One of the best places to people watch the mass of humanity is in Shibuya. Right outside Shibuya Station’s Hachiko exit is the famous “Scramble Crossing”… 5 roads meet at an intersection that allows pedestrians to cross any way they wish, resulting in a “scramble” from one street to another in all directions. Standing in the middle is a bit exhilarating. Trying to take a picture in the middle and realizing you have about .5 seconds to get to safety is terrifying. Tokyo traffic means business!

Tokyo Postcard and Shibuya Scramble Crossing

And the crossing without the postcard

There are a ton of youtube videos and pictures of the crossing on the internet, and it has been featured in many a movie, including “Lost in Translation” and “Fast and Furious: Tokyo Drift” among others. A great place to watch the action is at the Starbucks across from the station. Its second floor has a great view of the entire crossing. I particularly like this article from which perfectly describes the crossing experience.

Tokyo 5 – Tokyo Station Marunouchi Station Building (東京駅丸の内駅舎)

Tokyo Station’s iconic red-brick Marunouchi Station Building is the subject of the 5th postcard in the Tokyo series. This beautiful building was recently restored to its former 1914 glory in 2012, after being damaged greatly by the bombing of Tokyo in WWII in 1945. At that time, the domes were shattered among other damage, and the temporary square roofs became permanent over the years. The renovations took about 5 years, and the Yaesu entrance on the other side of the station is still being renovated. You can read more about it at wikipedia here.

Tokyo station is the busiest in Japan, and because the renovation is still very recent, it is not uncommon to see huge hoards of people photographing the building.

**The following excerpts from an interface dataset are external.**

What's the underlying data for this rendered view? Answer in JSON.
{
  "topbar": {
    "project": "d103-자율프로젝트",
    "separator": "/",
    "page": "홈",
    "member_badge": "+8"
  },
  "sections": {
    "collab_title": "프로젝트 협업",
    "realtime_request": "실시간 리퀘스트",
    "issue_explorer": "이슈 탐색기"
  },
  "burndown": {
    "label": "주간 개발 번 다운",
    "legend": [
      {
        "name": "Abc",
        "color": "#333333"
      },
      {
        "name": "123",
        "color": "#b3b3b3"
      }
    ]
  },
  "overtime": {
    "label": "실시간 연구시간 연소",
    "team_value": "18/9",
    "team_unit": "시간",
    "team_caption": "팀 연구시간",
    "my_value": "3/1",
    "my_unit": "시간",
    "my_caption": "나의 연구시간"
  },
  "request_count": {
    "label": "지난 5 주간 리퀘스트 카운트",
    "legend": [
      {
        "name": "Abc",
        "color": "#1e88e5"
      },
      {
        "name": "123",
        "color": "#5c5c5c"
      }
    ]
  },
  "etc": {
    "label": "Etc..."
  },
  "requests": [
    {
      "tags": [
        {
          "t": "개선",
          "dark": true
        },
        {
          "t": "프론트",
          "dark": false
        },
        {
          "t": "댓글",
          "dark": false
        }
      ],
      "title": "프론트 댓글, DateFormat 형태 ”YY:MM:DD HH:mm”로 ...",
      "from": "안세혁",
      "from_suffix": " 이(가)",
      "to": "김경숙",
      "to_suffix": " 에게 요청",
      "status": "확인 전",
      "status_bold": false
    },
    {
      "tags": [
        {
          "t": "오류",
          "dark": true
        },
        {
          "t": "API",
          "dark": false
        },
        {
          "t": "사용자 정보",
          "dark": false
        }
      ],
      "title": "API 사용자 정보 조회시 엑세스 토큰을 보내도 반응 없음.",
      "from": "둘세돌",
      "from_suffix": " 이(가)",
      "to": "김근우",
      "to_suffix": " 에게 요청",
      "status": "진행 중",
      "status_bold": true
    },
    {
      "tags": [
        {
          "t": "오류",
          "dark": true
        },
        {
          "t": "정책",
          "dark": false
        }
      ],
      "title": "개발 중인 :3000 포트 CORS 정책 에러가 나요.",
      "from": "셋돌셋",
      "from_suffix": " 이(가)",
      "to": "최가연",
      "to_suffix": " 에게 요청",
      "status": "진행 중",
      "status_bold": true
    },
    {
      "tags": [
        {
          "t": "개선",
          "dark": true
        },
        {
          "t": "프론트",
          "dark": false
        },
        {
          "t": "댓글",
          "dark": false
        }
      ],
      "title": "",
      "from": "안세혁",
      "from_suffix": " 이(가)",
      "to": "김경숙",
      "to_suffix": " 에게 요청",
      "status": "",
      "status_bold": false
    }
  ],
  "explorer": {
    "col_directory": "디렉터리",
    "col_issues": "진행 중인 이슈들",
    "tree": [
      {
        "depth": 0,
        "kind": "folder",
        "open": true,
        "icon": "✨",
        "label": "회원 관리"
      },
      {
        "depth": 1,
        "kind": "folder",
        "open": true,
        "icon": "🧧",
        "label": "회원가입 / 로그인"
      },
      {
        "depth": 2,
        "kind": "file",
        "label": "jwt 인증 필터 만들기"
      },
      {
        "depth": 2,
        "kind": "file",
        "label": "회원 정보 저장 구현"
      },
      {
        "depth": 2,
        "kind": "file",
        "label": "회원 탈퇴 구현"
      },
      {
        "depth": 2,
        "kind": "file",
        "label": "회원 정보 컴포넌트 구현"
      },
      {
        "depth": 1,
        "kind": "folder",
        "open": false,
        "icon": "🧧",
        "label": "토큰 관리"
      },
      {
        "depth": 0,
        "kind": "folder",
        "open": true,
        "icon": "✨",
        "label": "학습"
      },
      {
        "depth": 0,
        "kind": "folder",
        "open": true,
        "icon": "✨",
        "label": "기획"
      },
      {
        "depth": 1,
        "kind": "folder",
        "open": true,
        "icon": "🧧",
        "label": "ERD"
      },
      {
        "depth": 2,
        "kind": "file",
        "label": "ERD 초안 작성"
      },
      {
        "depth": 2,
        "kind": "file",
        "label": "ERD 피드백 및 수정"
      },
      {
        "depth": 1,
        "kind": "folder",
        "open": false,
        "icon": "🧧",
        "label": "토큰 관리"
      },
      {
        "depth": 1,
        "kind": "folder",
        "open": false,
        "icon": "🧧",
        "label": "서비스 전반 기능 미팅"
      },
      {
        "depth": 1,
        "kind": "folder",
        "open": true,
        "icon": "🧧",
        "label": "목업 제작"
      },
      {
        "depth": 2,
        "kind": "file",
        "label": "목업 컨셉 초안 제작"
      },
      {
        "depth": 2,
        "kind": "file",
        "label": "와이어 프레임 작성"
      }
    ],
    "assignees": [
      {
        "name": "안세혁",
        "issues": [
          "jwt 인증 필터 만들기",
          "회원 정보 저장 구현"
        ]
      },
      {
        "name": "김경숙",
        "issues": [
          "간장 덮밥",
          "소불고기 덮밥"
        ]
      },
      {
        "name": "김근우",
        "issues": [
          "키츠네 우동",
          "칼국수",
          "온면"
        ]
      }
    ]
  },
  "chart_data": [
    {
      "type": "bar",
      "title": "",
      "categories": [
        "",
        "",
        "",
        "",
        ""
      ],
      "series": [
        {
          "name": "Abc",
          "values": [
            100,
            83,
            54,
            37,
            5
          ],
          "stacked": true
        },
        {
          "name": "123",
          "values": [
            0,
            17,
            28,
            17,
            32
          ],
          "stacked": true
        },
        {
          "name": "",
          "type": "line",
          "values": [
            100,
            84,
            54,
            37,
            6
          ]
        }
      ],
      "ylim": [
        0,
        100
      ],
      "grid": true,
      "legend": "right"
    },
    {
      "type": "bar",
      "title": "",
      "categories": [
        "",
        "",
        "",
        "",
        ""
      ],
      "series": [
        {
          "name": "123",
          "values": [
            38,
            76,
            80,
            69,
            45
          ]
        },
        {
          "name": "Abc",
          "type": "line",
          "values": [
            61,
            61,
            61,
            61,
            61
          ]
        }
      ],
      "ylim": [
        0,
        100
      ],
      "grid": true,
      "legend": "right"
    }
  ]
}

As the main station in Tokyo with connections to both airports as well as Shinkansen lines stretching across the country, it is an easy station to visit for tourists and locals alike!

You can read more about what to do and see around this station at Japan Guide here.

Postcard and building on a cloudy day

The building is a striking contrast with the modern skyscrapers around it

There are always people photographing in front of it!

The renovated domes are very beautiful inside too!

It is also beautiful lit up at night